In general, I would say starting offensive tackle. But, in this draft specifically I would lean cornerback. I believe the cornerbacks they would take in the first round (Andrew Booth Jr., Kaiir Elam) are better value than the offensive tackles at that mark (Trevor Penning, Bernhard Raimann).
@PatPatriotMX Any options of a veteran OG that can sign post-draft to compete with a rookie?
The Patriots will likely take a guard, who will have a chance to immediately start, in the mid-rounds of this year’s draft. It should be no surprise if they add another veteran at the position as well.
A name I've been watching since the start of free agency is Oday Aboushi. Aboushi played well for Detroit in 2020 and was impressive last season for the Chargers before tearing his ACL. He feels like a Ted Karras to me — a high-quality backup who can step in and start at any time. He’d be a strong veteran addition that likely would come quite cheap as well.
@MATTSMALLSS Dot you think werr going to sign trey flowers and Hightower back? And use Hightower as edge rusher of some sort?
We’ve also mentioned that the Patriots have yet to address the loss of Kyle Van Noy this offseason. The EDGE defender is a big part of Belichick’s defense and as of now, Ronnie Perkins is the next man up. While Perkins may be a good player, relying on him after what was basically a redshirt season last year may be a risky move. Perhaps New England addresses this need early in the draft with a player like Boye Mafe, but bringing in Trey Flowers would be the ideal move in my opinion. I’d expect to hear more about his market after the draft.
Don’t know if I agree with some of those grades but quite the haul… peep the bottom #ForeverNE pic.twitter.com/XI58rYyLsI— Matt Santos (@MLS199) April 20, 2022
To start, not sure if any of these trades are likely. As we mentioned with Harry, he likely isn't netting anything of value, so dealing him plus moving back eight spots won't receive a third. In Wynn’s case, the team likely won't trade him as tackle is still a position with a huge question mark on it. A.J. Brown is an interesting one, as that package could be close. But, unlike Deebo Samuel, Brown hasn't publicly asked out yet and he’ll also be due for a contract extension.
As for the picks, it’s tough to grade without knowing who else was available. Asamoah is one of the new era linebackers who is an above average athlete but is smaller in size. There are linebackers who I believe would be better fits in the second round if available, however (Leo Chanel, Chad Muma, Christian Harris, etc.). Emerson is another cornerback who could be listed on our list above, as he showed some serious physical play against top receivers in the SEC last year. Pairing him with Marcus Jones would be an interesting addition to the secondary.
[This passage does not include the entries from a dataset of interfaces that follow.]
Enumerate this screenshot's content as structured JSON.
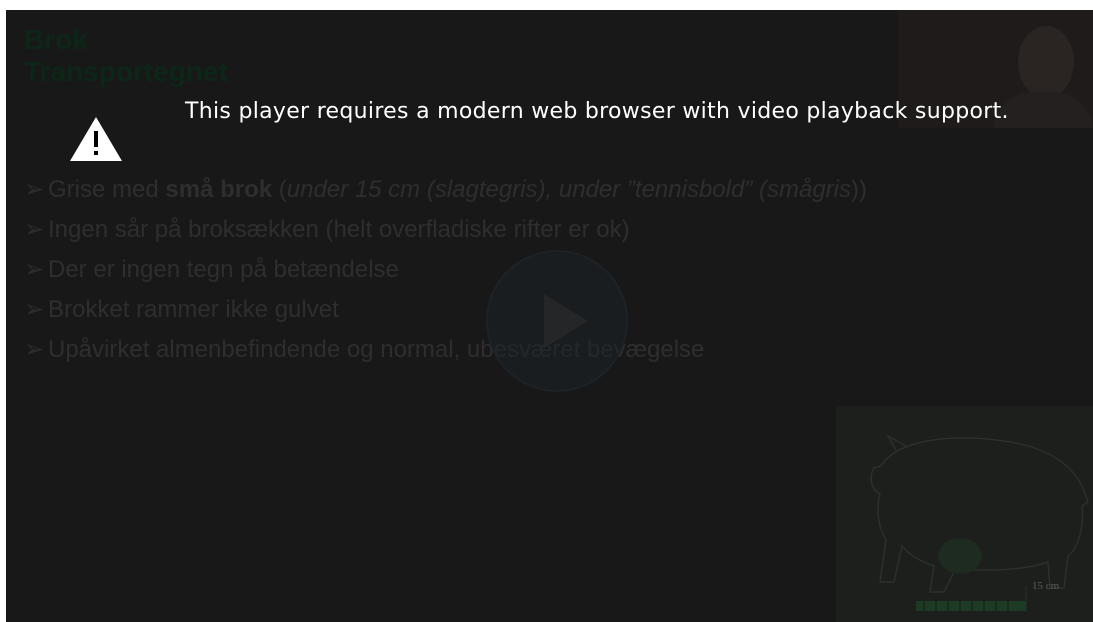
{
  "slide": {
    "title_line1": "Brok",
    "title_line2": "Transportegnet",
    "bullets": [
      {
        "arrow": "➢",
        "t1": "Grise med ",
        "b1": "små brok",
        "t2": " (",
        "i1": "under 15 cm (slagtegris), under ”tennisbold” (smågris",
        "t3": "))"
      },
      {
        "arrow": "➢",
        "text": "Ingen sår på broksækken (helt overfladiske rifter er ok)"
      },
      {
        "arrow": "➢",
        "text": "Der er ingen tegn på betændelse"
      },
      {
        "arrow": "➢",
        "text": "Brokket rammer ikke gulvet"
      },
      {
        "arrow": "➢",
        "text": "Upåvirket almenbefindende og normal, ubesværet bevægelse"
      }
    ]
  },
  "pig_image": {
    "scale_label": "15 cm"
  },
  "notice": {
    "message": "This player requires a modern web browser with video playback support.",
    "icon": "warning-icon"
  },
  "player": {
    "play_icon": "play-icon"
  },
  "colors": {
    "player_bg": "#181818",
    "notice_text": "#ffffff",
    "title": "#0c2717"
  }
}
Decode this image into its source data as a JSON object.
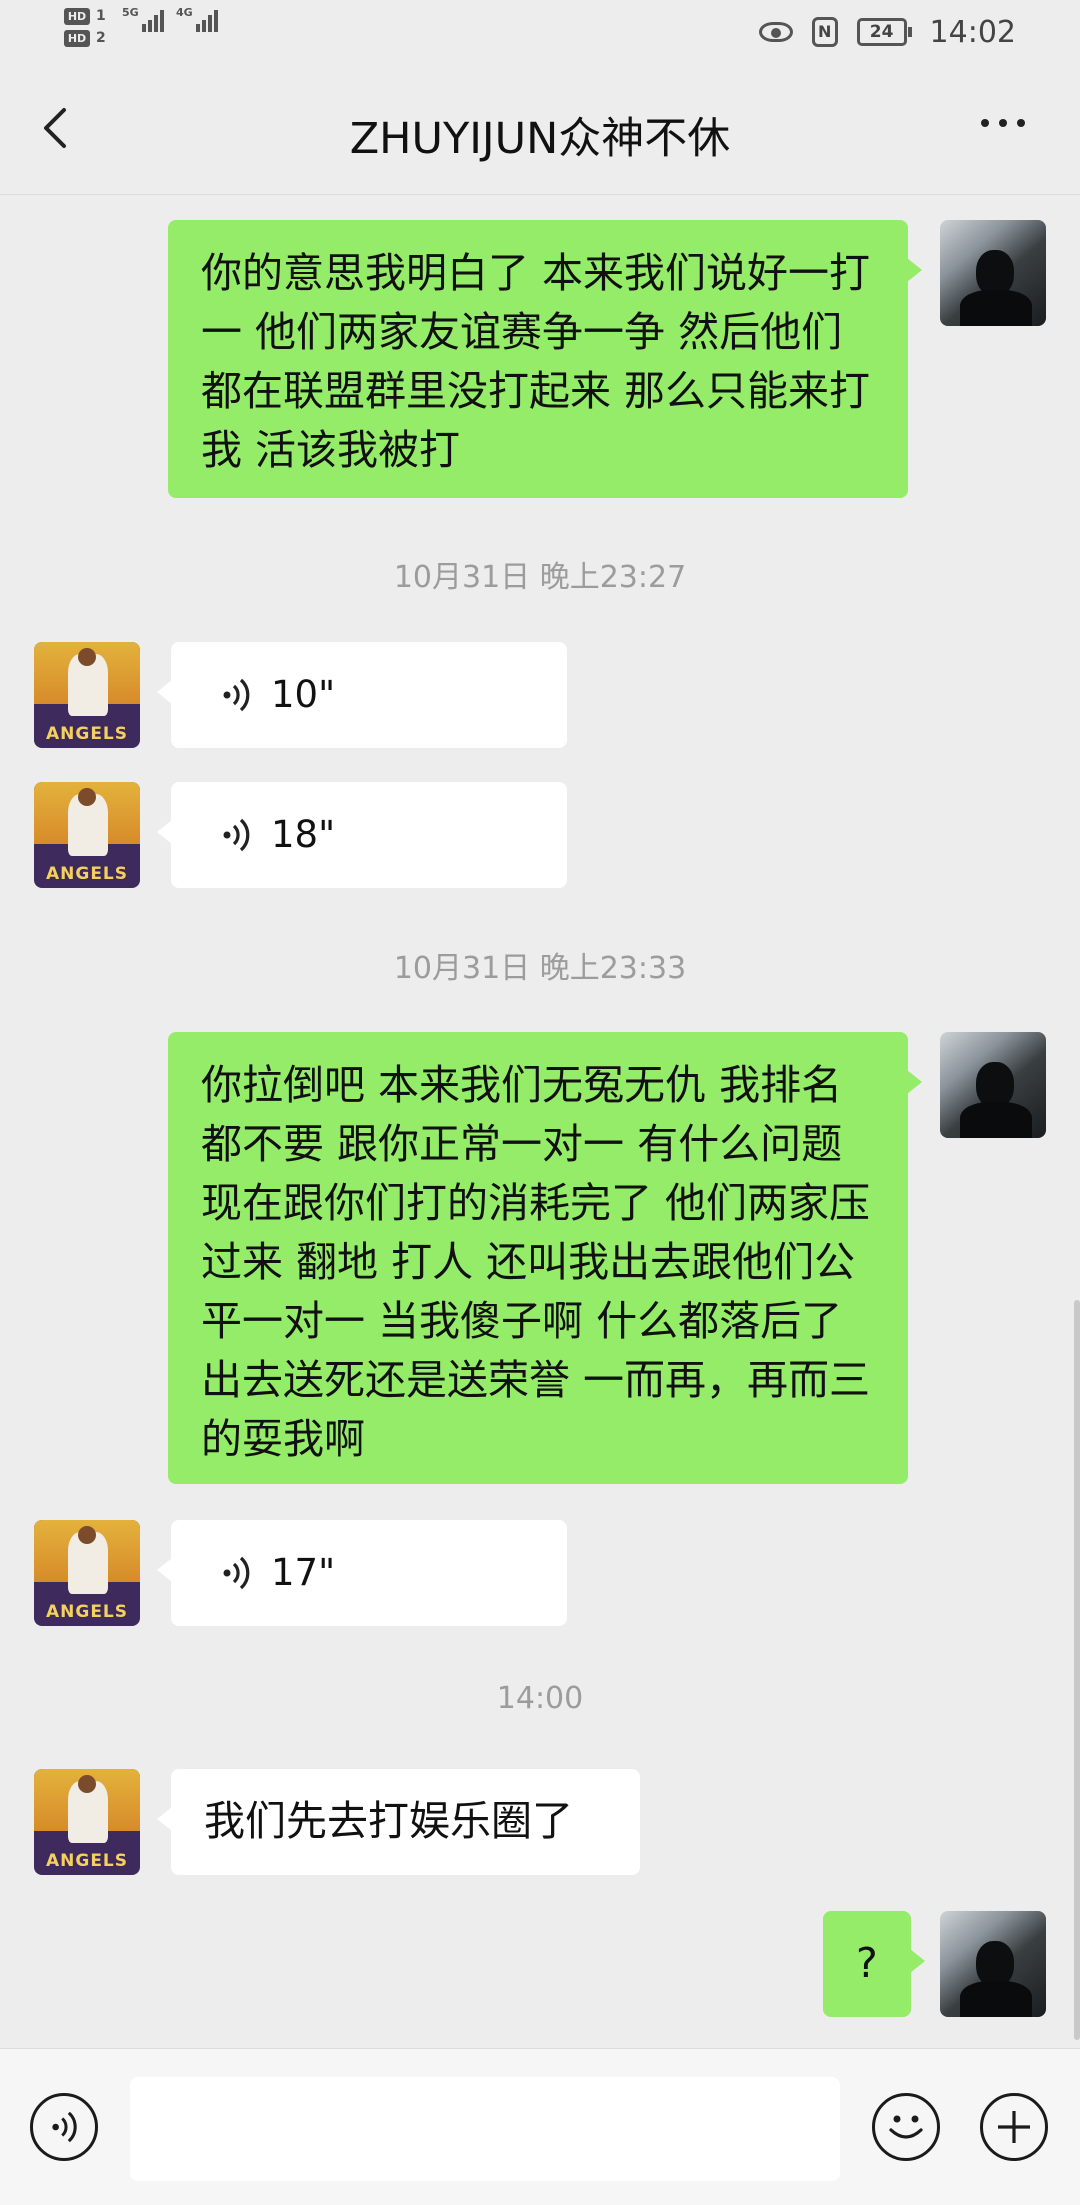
{
  "status_bar": {
    "sim1": "HD",
    "sim1_num": "1",
    "sim2": "HD",
    "sim2_num": "2",
    "net1": "5G",
    "net2": "4G",
    "nfc": "N",
    "battery": "24",
    "time": "14:02"
  },
  "header": {
    "title": "ZHUYIJUN众神不休"
  },
  "avatars": {
    "other_text": "ANGELS"
  },
  "messages": {
    "m1": "你的意思我明白了 本来我们说好一打一 他们两家友谊赛争一争  然后他们都在联盟群里没打起来 那么只能来打我  活该我被打",
    "ts1": "10月31日 晚上23:27",
    "v1": "10\"",
    "v2": "18\"",
    "ts2": "10月31日 晚上23:33",
    "m2": "你拉倒吧 本来我们无冤无仇 我排名都不要 跟你正常一对一 有什么问题   现在跟你们打的消耗完了  他们两家压过来 翻地 打人  还叫我出去跟他们公平一对一 当我傻子啊 什么都落后了 出去送死还是送荣誉 一而再，再而三的耍我啊",
    "v3": "17\"",
    "ts3": "14:00",
    "m3": "我们先去打娱乐圈了",
    "m4": "?"
  },
  "input_bar": {
    "voice_icon": "voice-icon",
    "emoji_icon": "emoji-icon",
    "plus_icon": "plus-icon"
  }
}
One place you lost me in James Cook in the third round. I fully expect the Patriots to add a potential James White suitor in the draft or undrafted free agency, and Cook, who the team met with on a Top 30 visit, would be an intriguing fit. I just don't see them attempting to fill that need before the fifth round.
@sohereswhatino If Devin Lloyd, Jameson Williams and Jordan Davis all fell to 21 ... who would you take, and why? Or would you trade out, knowing that you could probably get some great picks?
If Jordan Davis is there at No. 21 you run that damn card to the podium.
@wazee10 Will the Bruins power play ever get back on track?
The Bruins power play has been absolutely dreadful of late — now 0-for-9 in their last nine games. Missing the lethal one-timer of David Pastrnak obviously hurts, but these struggles have dated back to before Pastrnak’s injury. Since March 1st, they are tied for 30th in the league with just nine power play goals. In that same time span, they rank 22nd in shots, 26th in scoring chances, and 25th in expected goals scored, via Natural Stat Trick. Getting Pastrnak back will obviously help, but the Bruins need their power play to be more opportunistic in the playoffs, especially in the high powered Eastern Conference.
That’s all for this week’s #PostPulpit mailbag. If you have questions you’d liked to be answered next week, submit them on Twitter using #PostPulpit! Make sure to be following @iambrianhines and @PatsPulpit as well!